Both defenses gave up far too much, although Tennessee finally got the hang of it. I think sticking with JTIII was the right call, he needed the support of his coaching staff coming off an injury, and he is the best choice to go against Florida with.

With all that in mind, I am now in the awkward position of pulling for Georgia. Yall really need to take down Florida for the Vols to play in Atlanta.

Anonymous said...

I have read some of the comments and I have to agree with a couple of comments along the lines that it appears obvious now that after conseuctive top 5 recruiting classes, the coaching talent is underconfigured to teaching, managing and motivating UGA's motherlode of talent.
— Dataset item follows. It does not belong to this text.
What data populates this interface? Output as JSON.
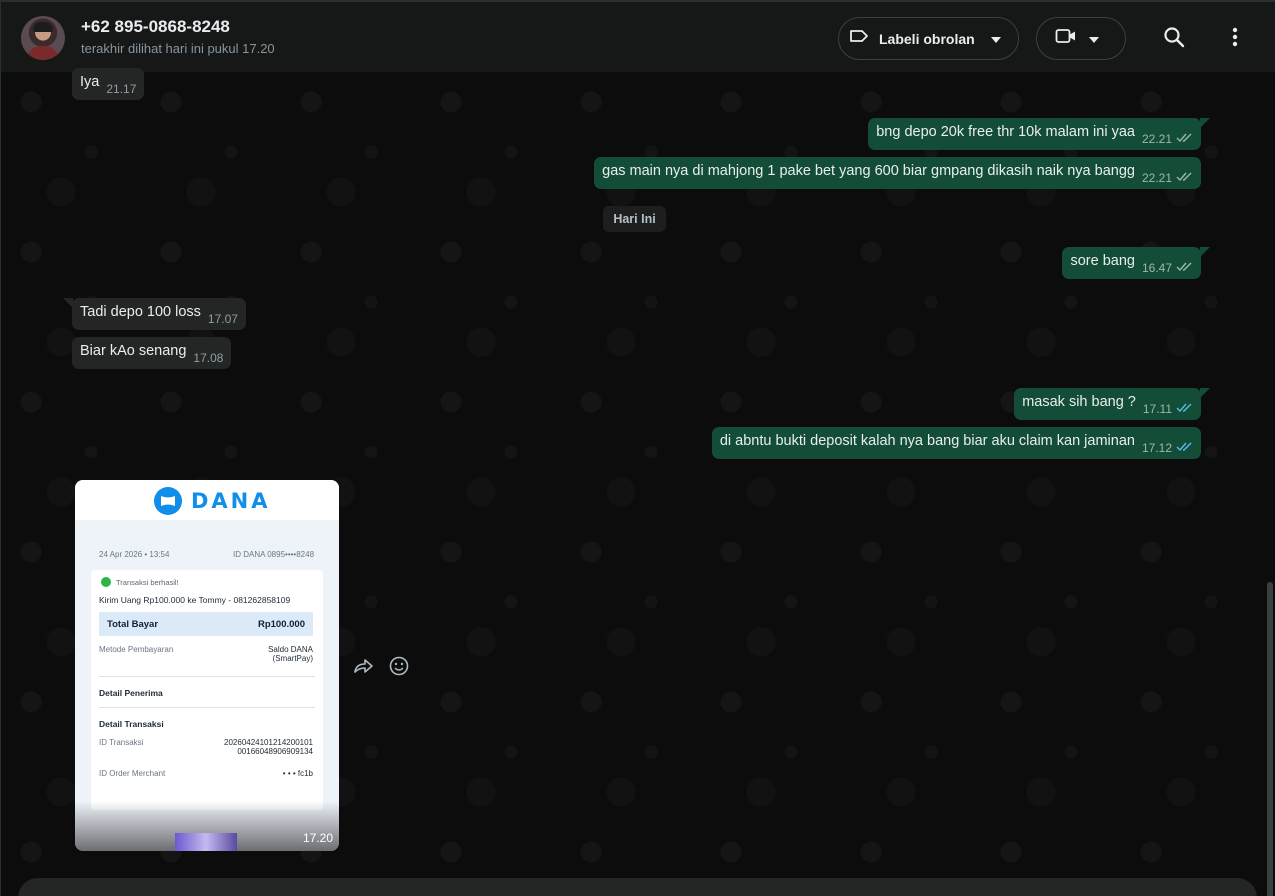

I also read that, after last year's Sugar Bowl disaster, Richt said he was still learning how to be a head coach. Soon afterward UGA gave him a big raise. Sounds like the coaching staff is resting on its laurels and laughing all the way to the bank.

Hunker Down said...


Thanks for the sane analysis amid a cavalcade of Dawgnation insanity.

Anonymous said...

I disagree about the 2nd turning point. Thanks to Thomas Brown's Friday Night Lights style kickoff return, the blocked punt didn't hurt us. In fact we could have (and probably still did slightly) gained field position out of the whole mess, considering Ely-Kelso was punting out out of our own endzone, had Tennessee not returned the ensuing kickoff to their 45 yard line. The subsequent UT score and Joe T fumble was the straw that broke the camel's back.

With regards to the fumble, Stafford has shown an uncanny ability this year to scramble out of trouble in the pocket so I think he would have had a better chance to not fumble in that situation than Joe T. This loss was not Joe T's fault; I think ones in the future will be if he continues to start.